I, personally, hope and pray for an Aboriginal overview of the past (perhaps the telling of the Dharug point of view of this story) and, especially, the PRESENT (See my blog on WINDMILL BABY and POSTS IN THE PADDOCK) to be presented. While we have  Scott Rankin and 'bigHART', Stephen Page, Wayne Blair (how amazing a piece of work is the film THE SAPPHIRES - love and mush,  songs and laughter, and BIG big politics? I can hardly wait for the US release to observe the reaction to Mr Blair's and Mr Briggs embracing of Martin Luther King to the Indigenous struggle down under!!!) Andrea James, Rachael Maza, Lisa-Mare Syron,  and others demonstrating their abilities, I expect great things.

What I fervently wish is that the passion, humour, anger, weighted intelligence of the African/American writers take flame as inspiration down here for our Indigenous writers and artists to point more 'violently' to the facts. (I wish I could be sure that our writers knew which writers I am referring to. My experience in the field has made me, sometimes a cynic). And, although it is the work of Quentin Tarantino, I do wish for an Australian work of the inflamming passions of the film DJANGO UNCHAINED: intelligence using satire, wit, compassion and daring to rile, to shake up, the comfortable. 

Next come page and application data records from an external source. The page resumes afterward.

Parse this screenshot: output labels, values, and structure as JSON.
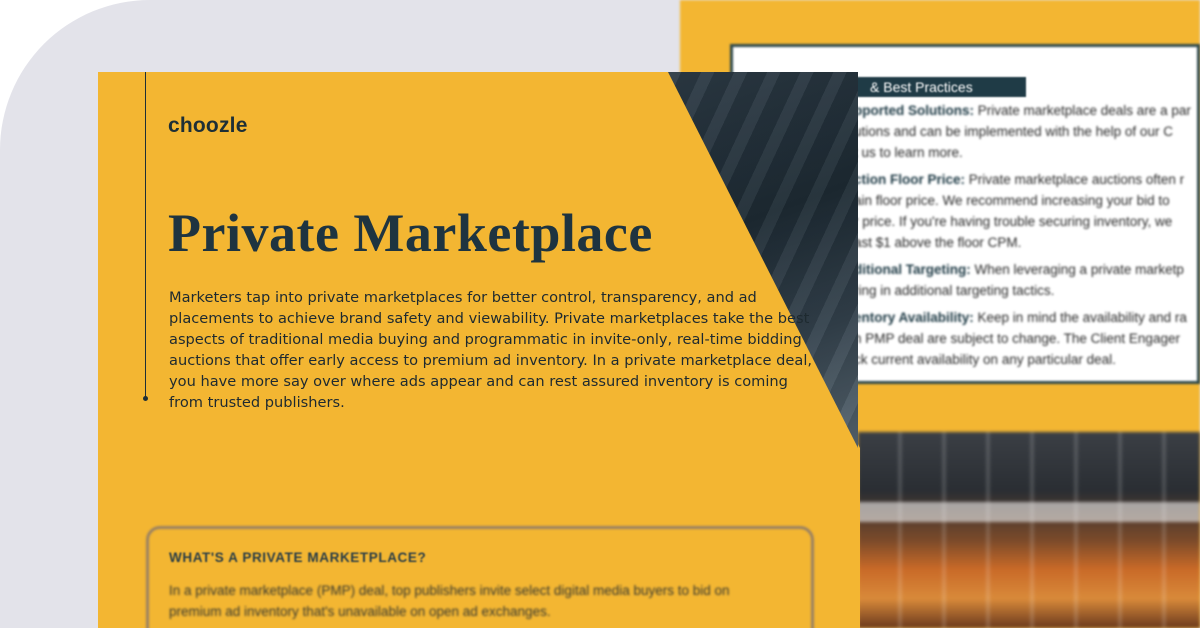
{
  "brand": {
    "logo_text": "choozle",
    "primary_color": "#f3b632",
    "dark_color": "#1e3440"
  },
  "front_page": {
    "title": "Private Marketplace",
    "description_lines": [
      "Marketers tap into private marketplaces for better control, transparency, and ad",
      "placements to achieve brand safety and viewability. Private marketplaces take the best",
      "aspects of traditional media buying and programmatic in invite-only, real-time bidding",
      "auctions that offer early access to premium ad inventory. In a private marketplace deal,",
      "you have more say over where ads appear and can rest assured inventory is coming",
      "from trusted publishers."
    ],
    "callout": {
      "heading": "WHAT'S A PRIVATE MARKETPLACE?",
      "lines": [
        "In a private marketplace (PMP) deal, top publishers invite select digital media buyers to bid on",
        "premium ad inventory that's unavailable on open ad exchanges."
      ]
    }
  },
  "back_page": {
    "header": "& Best Practices",
    "items": [
      {
        "label": "pported Solutions:",
        "lines": [
          " Private marketplace deals are a par",
          "utions and can be implemented with the help of our C",
          "t us to learn more."
        ]
      },
      {
        "label": "ction Floor Price:",
        "lines": [
          " Private marketplace auctions often r",
          "ain floor price. We recommend increasing your bid to",
          "r price. If you're having trouble securing inventory, we",
          "ast $1 above the floor CPM."
        ]
      },
      {
        "label": "ditional Targeting:",
        "lines": [
          " When leveraging a private marketp",
          "ring in additional targeting tactics."
        ]
      },
      {
        "label": "entory Availability:",
        "lines": [
          " Keep in mind the availability and ra",
          "h PMP deal are subject to change. The Client Engager",
          "ck current availability on any particular deal."
        ]
      }
    ]
  }
}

THE SECRET RIVER  at the Sydney Theatre, may its influence be taken up and be built upon and for longer than the influence of THE CRADLE OF HERCULES proved to have. We thought it was the TIME, then, for change.

What do we care for now, really ... honestly? Look : the closing moments of this production has an emotional and physical projection into the present, from 1813 to 2013. Mr Thornhill -Nathaniel Dean - now dressed in a Country Road checked jacket, blue shirt and biege chinos, sees an Aboriginal man, perhaps a great, great, great, great grandson of Ngalamalium - Trevor Jamieson - squatting by a make shift fire. Dean/Thornhill , looks and sees an unkempt indigenous figure, Jamieson/Nglamalium and moves on.

 Now, for all my tub thumping here and elsewhere, I, now, must confess , that I, walking in Oxford Street near Taylor Square into and along Bourke Street, near the Matthew Talbot Hostel, often see Indigenous sitting, begging on the street. I move on without any act of care. I have walked through the streets of Kings Cross and the "block'', area in Redfern, seen my Aboriginal brothers and sisters and moved on without outward acknowledgement. I saw SAMSON AND DELILAH at the movies, was shocked and have not moved one fibre of me to assist change. I have seen the documentaries of distress from the outback and centre of Australia on my television screen in the comfort of my home and not registered a single action of change. Will I do anything different now after watching THE SECRET RIVER? Will the weeping, stunned audience I sat in and with  in the theatre on Thursday night,  those who stood in ovation , and the others I hear have done regularly, bring in any active effort of change?

..... ? .......?.....?

Three times Peter was asked. Three times he denied.

 This was a production that ought to be a catalyst for enlightenment and healing, or, to quote Clive James from his collection of essays CULTURAL AMNESIA: the "embodiment of the sad truth that beauty begins as a consolation for what can't be mended" - at least.

P.S. A regular plea. It is a shame that there is no biography of Kate Grenville in the program.  It would be proper, don't you think to acknowledge the writer, the originator of this story? The writer of any story!!!! Believe it or not, not everyone has read the book. Not everyone knows who Ms Grenville is and what she has writ.